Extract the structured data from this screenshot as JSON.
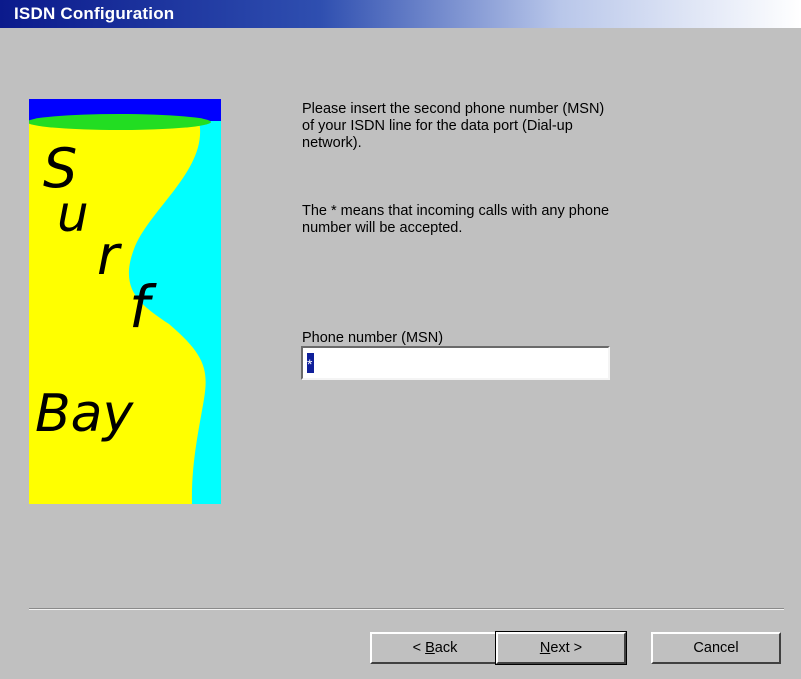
{
  "window": {
    "title": "ISDN Configuration"
  },
  "logo": {
    "line1": "S",
    "line2": "u",
    "line3": "r",
    "line4": "f",
    "line5": "Bay"
  },
  "instructions": {
    "line1": "Please insert the second phone number (MSN)",
    "line2": "of your ISDN line for the data port (Dial-up",
    "line3": "network).",
    "note1": "The * means that incoming calls with any phone",
    "note2": "number will be accepted."
  },
  "phone": {
    "label": "Phone number (MSN)",
    "value": "*"
  },
  "buttons": {
    "back_pre": "< ",
    "back_key": "B",
    "back_post": "ack",
    "next_key": "N",
    "next_post": "ext >",
    "cancel": "Cancel"
  },
  "colors": {
    "logo_yellow": "#ffff00",
    "logo_cyan": "#00ffff",
    "logo_blue": "#0000ff",
    "logo_green": "#22dd22",
    "selection": "#10209a"
  }
}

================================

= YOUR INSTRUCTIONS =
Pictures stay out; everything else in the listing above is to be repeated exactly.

= FINISHED EXERCISE =
Extract the structured data from this screenshot as JSON.
{
  "window": {
    "title": "ISDN Configuration"
  },
  "logo": {
    "line1": "S",
    "line2": "u",
    "line3": "r",
    "line4": "f",
    "line5": "Bay"
  },
  "instructions": {
    "line1": "Please insert the second phone number (MSN)",
    "line2": "of your ISDN line for the data port (Dial-up",
    "line3": "network).",
    "note1": "The * means that incoming calls with any phone",
    "note2": "number will be accepted."
  },
  "phone": {
    "label": "Phone number (MSN)",
    "value": "*"
  },
  "buttons": {
    "back_pre": "< ",
    "back_key": "B",
    "back_post": "ack",
    "next_key": "N",
    "next_post": "ext >",
    "cancel": "Cancel"
  },
  "colors": {
    "logo_yellow": "#ffff00",
    "logo_cyan": "#00ffff",
    "logo_blue": "#0000ff",
    "logo_green": "#22dd22",
    "selection": "#10209a"
  }
}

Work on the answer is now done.